> [Task details]: Please output every line of the material as it stands, without the pictures.

> [Excerpted data]:
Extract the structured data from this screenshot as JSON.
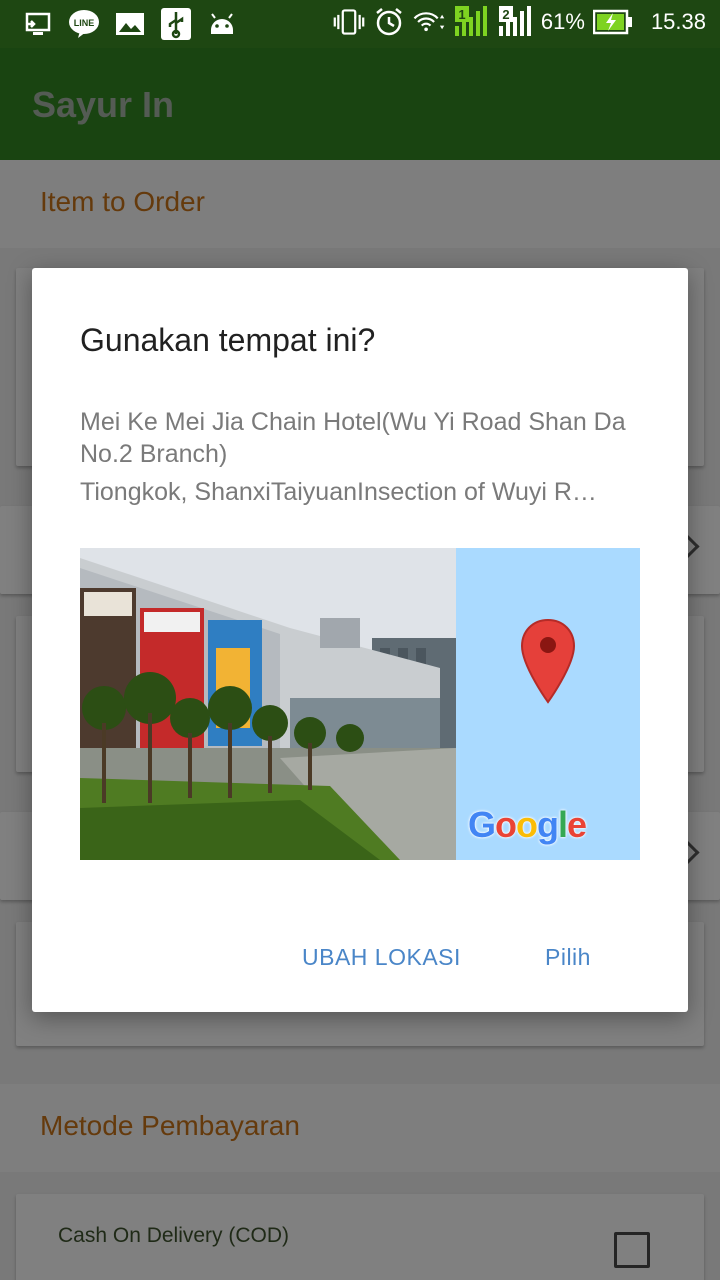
{
  "status_bar": {
    "battery_percent": "61%",
    "time": "15.38",
    "sim1": "1",
    "sim2": "2",
    "line_label": "LINE",
    "icons_left": [
      "screen-cast-icon",
      "line-app-icon",
      "image-icon",
      "usb-icon",
      "android-icon"
    ],
    "icons_right": [
      "vibrate-icon",
      "alarm-icon",
      "wifi-icon",
      "signal-sim1-icon",
      "signal-sim2-icon",
      "battery-charging-icon"
    ]
  },
  "app_bar": {
    "title": "Sayur In"
  },
  "background": {
    "section_items": "Item to Order",
    "section_payment": "Metode Pembayaran",
    "cod_label": "Cash On Delivery (COD)"
  },
  "dialog": {
    "title": "Gunakan tempat ini?",
    "place_name": "Mei Ke Mei Jia Chain Hotel(Wu Yi Road Shan Da No.2 Branch)",
    "address": "Tiongkok, ShanxiTaiyuanInsection of Wuyi R…",
    "map_logo": "Google",
    "button_change": "UBAH LOKASI",
    "button_select": "Pilih"
  },
  "colors": {
    "status_bar": "#1e4712",
    "app_bar": "#2e7d1f",
    "section_label": "#b86a16",
    "dialog_button": "#4a86c8",
    "map_water": "#aadaff",
    "pin": "#e5403a"
  }
}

> [Result for this exercise]:
Extract the structured data from this screenshot as JSON.
{
  "status_bar": {
    "battery_percent": "61%",
    "time": "15.38",
    "sim1": "1",
    "sim2": "2",
    "line_label": "LINE",
    "icons_left": [
      "screen-cast-icon",
      "line-app-icon",
      "image-icon",
      "usb-icon",
      "android-icon"
    ],
    "icons_right": [
      "vibrate-icon",
      "alarm-icon",
      "wifi-icon",
      "signal-sim1-icon",
      "signal-sim2-icon",
      "battery-charging-icon"
    ]
  },
  "app_bar": {
    "title": "Sayur In"
  },
  "background": {
    "section_items": "Item to Order",
    "section_payment": "Metode Pembayaran",
    "cod_label": "Cash On Delivery (COD)"
  },
  "dialog": {
    "title": "Gunakan tempat ini?",
    "place_name": "Mei Ke Mei Jia Chain Hotel(Wu Yi Road Shan Da No.2 Branch)",
    "address": "Tiongkok, ShanxiTaiyuanInsection of Wuyi R…",
    "map_logo": "Google",
    "button_change": "UBAH LOKASI",
    "button_select": "Pilih"
  },
  "colors": {
    "status_bar": "#1e4712",
    "app_bar": "#2e7d1f",
    "section_label": "#b86a16",
    "dialog_button": "#4a86c8",
    "map_water": "#aadaff",
    "pin": "#e5403a"
  }
}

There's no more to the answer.